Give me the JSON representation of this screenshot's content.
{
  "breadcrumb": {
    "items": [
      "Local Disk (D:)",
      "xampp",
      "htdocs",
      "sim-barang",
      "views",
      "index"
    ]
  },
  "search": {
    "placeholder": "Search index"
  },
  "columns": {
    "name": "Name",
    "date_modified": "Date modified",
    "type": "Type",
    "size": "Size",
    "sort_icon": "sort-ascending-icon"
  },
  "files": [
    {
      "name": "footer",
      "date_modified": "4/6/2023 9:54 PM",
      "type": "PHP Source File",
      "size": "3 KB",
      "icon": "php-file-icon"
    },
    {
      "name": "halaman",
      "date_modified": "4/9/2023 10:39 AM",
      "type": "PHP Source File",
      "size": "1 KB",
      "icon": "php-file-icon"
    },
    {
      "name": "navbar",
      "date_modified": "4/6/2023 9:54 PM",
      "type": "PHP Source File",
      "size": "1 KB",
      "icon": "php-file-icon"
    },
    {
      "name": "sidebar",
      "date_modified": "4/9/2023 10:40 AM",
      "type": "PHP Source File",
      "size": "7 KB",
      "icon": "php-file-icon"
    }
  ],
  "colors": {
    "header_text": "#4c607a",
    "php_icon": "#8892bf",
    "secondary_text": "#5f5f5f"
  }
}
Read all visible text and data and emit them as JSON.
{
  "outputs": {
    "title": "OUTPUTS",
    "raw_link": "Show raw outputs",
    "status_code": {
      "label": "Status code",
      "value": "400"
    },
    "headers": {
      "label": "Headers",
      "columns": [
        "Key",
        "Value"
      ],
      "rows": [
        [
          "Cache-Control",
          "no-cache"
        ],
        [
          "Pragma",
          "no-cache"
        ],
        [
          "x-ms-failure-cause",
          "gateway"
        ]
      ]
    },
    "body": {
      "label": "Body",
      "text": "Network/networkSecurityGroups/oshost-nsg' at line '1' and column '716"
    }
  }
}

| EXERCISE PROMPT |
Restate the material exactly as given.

| COMPLETED EXERCISE |
Give me the JSON representation of this screenshot's content.
{
  "breadcrumb": {
    "items": [
      "Local Disk (D:)",
      "xampp",
      "htdocs",
      "sim-barang",
      "views",
      "index"
    ]
  },
  "search": {
    "placeholder": "Search index"
  },
  "columns": {
    "name": "Name",
    "date_modified": "Date modified",
    "type": "Type",
    "size": "Size",
    "sort_icon": "sort-ascending-icon"
  },
  "files": [
    {
      "name": "footer",
      "date_modified": "4/6/2023 9:54 PM",
      "type": "PHP Source File",
      "size": "3 KB",
      "icon": "php-file-icon"
    },
    {
      "name": "halaman",
      "date_modified": "4/9/2023 10:39 AM",
      "type": "PHP Source File",
      "size": "1 KB",
      "icon": "php-file-icon"
    },
    {
      "name": "navbar",
      "date_modified": "4/6/2023 9:54 PM",
      "type": "PHP Source File",
      "size": "1 KB",
      "icon": "php-file-icon"
    },
    {
      "name": "sidebar",
      "date_modified": "4/9/2023 10:40 AM",
      "type": "PHP Source File",
      "size": "7 KB",
      "icon": "php-file-icon"
    }
  ],
  "colors": {
    "header_text": "#4c607a",
    "php_icon": "#8892bf",
    "secondary_text": "#5f5f5f"
  }
}
Read all visible text and data and emit them as JSON.
{
  "outputs": {
    "title": "OUTPUTS",
    "raw_link": "Show raw outputs",
    "status_code": {
      "label": "Status code",
      "value": "400"
    },
    "headers": {
      "label": "Headers",
      "columns": [
        "Key",
        "Value"
      ],
      "rows": [
        [
          "Cache-Control",
          "no-cache"
        ],
        [
          "Pragma",
          "no-cache"
        ],
        [
          "x-ms-failure-cause",
          "gateway"
        ]
      ]
    },
    "body": {
      "label": "Body",
      "text": "Network/networkSecurityGroups/oshost-nsg' at line '1' and column '716"
    }
  }
}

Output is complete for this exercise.